Not sure how to go about using your home to make money? Explore three key strategies for making the most (financially) of your living space.
Use the equity in your home
Is your home worth more than what you owe on it? Using your property to make money has always been a popular choice among homeowners. You might also consider if you’re open to moving to a less expensive home. Whether your property values have gone up since you moved in, or you simply don’t need as large of a home as you used to, many individuals are downsizing to make tens of thousands of dollars from their home. For example, if you live in a home that is now valued at $200,000, and you only owe $100,000, you could theoretically sell your home, pay off your existing loan, put down a sizable downpayment on something a bit smaller, and have plenty of cash to spare.
Rent out your home to travelers
Websites such as Airbnb and VRBO have become an extremely popular way for people to make money off of their homes. This is especially true for those who live in areas of the globe where tourists visit frequently. According to the latest figures, those who rent out their home on Airbnb can make anywhere between $200 per month and $10,000 per month. Travel and Leisure reports that about 50% of hosts make $500 or more each month. If you are traveling frequently, or if you just don’t spend much time at home, this is a fantastic option for creating a sizeable and passive side income from your property.

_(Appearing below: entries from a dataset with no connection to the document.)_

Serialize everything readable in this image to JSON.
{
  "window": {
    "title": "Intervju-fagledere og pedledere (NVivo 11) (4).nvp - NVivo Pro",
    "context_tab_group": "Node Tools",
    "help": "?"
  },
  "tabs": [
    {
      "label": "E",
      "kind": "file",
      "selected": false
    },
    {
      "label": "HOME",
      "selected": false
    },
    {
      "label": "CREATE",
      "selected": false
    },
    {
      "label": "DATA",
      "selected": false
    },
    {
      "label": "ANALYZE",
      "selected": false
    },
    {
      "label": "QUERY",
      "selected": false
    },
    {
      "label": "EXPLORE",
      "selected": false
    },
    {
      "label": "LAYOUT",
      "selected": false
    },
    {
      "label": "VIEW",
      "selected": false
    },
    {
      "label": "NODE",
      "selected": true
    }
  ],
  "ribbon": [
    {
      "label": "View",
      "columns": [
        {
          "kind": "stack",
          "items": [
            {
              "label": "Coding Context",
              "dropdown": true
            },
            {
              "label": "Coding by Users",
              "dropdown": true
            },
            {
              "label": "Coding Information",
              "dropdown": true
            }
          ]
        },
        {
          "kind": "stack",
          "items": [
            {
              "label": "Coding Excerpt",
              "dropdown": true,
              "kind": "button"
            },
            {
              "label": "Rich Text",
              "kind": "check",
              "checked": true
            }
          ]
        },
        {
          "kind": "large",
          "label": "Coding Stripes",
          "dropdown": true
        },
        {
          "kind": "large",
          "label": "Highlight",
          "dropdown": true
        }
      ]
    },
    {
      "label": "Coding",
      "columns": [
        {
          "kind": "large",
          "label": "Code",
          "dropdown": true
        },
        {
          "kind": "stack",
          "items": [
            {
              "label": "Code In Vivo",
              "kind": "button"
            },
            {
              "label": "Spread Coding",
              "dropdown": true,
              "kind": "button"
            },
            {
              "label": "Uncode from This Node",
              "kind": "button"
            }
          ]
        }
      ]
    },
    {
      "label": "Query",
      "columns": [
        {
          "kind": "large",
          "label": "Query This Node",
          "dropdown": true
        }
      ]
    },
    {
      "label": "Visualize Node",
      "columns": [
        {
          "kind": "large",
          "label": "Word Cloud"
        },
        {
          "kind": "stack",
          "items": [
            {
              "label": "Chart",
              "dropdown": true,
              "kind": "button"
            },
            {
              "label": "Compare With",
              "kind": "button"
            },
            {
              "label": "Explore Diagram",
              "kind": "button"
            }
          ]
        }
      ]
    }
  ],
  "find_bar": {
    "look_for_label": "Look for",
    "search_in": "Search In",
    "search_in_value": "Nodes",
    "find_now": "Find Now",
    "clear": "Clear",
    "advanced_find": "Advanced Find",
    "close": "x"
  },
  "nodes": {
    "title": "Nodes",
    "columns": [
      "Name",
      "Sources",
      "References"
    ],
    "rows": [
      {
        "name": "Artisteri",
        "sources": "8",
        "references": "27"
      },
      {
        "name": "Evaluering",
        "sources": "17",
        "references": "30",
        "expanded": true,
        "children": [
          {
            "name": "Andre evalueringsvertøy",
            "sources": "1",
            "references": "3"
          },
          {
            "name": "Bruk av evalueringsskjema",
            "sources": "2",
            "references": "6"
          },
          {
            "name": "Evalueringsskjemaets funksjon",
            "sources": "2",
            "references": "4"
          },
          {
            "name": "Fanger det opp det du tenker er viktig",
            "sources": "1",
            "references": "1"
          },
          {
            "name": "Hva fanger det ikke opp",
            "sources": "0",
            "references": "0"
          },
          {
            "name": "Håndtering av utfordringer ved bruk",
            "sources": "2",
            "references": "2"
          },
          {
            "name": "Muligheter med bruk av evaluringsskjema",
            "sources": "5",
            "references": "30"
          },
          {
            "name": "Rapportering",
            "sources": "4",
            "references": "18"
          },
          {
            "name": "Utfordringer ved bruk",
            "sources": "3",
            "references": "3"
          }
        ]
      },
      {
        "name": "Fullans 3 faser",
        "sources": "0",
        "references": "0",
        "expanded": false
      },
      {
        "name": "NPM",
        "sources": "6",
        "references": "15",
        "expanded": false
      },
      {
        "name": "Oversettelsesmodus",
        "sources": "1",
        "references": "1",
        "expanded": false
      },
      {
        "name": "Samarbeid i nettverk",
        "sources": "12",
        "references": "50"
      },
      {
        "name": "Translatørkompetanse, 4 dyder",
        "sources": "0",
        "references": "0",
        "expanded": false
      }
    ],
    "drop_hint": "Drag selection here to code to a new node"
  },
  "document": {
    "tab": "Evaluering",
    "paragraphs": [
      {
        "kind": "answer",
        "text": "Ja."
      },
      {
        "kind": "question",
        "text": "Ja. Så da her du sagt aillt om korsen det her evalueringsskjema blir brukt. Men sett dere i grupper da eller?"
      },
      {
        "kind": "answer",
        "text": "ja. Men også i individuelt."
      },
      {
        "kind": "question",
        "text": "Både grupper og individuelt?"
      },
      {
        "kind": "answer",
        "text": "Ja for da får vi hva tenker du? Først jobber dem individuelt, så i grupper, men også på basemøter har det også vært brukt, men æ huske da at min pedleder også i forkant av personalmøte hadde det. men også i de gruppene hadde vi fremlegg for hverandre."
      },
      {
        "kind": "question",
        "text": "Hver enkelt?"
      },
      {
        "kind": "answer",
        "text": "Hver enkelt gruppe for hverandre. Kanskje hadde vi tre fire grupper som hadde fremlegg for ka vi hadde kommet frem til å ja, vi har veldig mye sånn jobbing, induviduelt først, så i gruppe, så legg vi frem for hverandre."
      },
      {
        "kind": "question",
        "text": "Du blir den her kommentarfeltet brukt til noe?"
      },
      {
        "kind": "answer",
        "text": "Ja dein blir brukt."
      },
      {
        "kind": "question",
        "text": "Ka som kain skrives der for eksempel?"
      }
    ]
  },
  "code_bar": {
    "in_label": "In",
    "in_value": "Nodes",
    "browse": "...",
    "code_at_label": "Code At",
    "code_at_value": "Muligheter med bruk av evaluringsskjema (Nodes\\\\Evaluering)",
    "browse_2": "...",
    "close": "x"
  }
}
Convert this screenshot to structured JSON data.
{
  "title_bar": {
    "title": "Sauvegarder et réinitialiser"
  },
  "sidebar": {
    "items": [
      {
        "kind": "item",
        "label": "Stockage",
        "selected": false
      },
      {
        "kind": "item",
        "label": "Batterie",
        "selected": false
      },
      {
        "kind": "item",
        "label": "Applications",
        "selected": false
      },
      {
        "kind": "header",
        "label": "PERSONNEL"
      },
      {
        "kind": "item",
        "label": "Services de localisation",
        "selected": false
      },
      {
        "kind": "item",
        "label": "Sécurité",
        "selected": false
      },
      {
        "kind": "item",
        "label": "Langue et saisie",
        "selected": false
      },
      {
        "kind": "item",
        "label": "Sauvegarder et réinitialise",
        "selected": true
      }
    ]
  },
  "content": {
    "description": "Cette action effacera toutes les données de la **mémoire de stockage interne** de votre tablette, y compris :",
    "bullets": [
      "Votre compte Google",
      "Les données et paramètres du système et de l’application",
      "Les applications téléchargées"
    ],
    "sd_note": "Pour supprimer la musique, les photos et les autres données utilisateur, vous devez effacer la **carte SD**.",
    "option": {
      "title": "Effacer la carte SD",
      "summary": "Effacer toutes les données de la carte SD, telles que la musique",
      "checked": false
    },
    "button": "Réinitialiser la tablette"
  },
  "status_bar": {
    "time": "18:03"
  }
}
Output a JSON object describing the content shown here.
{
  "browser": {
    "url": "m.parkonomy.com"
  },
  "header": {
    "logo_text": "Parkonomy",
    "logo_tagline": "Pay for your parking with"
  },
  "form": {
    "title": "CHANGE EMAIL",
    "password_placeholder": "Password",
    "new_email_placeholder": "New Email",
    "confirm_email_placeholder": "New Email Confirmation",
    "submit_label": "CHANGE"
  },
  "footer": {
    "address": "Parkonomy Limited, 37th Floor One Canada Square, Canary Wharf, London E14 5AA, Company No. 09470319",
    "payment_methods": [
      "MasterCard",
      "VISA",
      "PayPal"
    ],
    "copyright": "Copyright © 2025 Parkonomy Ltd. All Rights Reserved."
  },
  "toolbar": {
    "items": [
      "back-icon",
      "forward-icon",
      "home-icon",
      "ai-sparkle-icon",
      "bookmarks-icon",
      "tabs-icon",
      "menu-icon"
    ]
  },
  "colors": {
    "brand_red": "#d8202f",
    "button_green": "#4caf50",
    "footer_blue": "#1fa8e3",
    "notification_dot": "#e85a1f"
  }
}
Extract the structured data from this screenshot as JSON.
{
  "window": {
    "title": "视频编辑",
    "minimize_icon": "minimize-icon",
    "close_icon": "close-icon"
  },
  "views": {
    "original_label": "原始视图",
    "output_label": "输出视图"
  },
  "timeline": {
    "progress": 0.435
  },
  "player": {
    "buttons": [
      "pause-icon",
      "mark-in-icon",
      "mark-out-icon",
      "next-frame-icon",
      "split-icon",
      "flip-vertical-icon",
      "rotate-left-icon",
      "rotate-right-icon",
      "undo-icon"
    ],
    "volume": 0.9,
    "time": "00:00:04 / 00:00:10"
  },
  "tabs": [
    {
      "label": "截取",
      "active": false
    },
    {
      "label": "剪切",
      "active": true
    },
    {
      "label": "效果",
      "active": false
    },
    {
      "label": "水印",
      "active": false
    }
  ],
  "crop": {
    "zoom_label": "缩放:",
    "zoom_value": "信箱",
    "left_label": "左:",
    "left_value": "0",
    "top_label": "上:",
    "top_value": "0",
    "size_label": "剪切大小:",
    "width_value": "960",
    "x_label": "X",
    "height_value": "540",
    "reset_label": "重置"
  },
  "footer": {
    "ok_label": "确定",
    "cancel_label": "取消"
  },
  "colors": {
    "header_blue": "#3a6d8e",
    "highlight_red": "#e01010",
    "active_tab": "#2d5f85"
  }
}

Use one room as a home office for a tax deduction
Do you work from home for your job? Although it does not apply in all situations, many individuals who work out of their home can use their home office as a deduction. If you meet the criteria, you could be looking at some extra cash each year. For the simplified version of this tax deduction, homeowners can deduct “$5 per square foot for up to 300 square feet of space.” Since the criteria for this tax deduction varies, you will want to be sure to consult with a tax professional to determine if you are eligible.
Using your home to make added income is an effective, yet often overlooked strategy. From downsizing your home to renting out a room (or the entire place), be sure not to miss out on the exciting ways to make the most out of your property.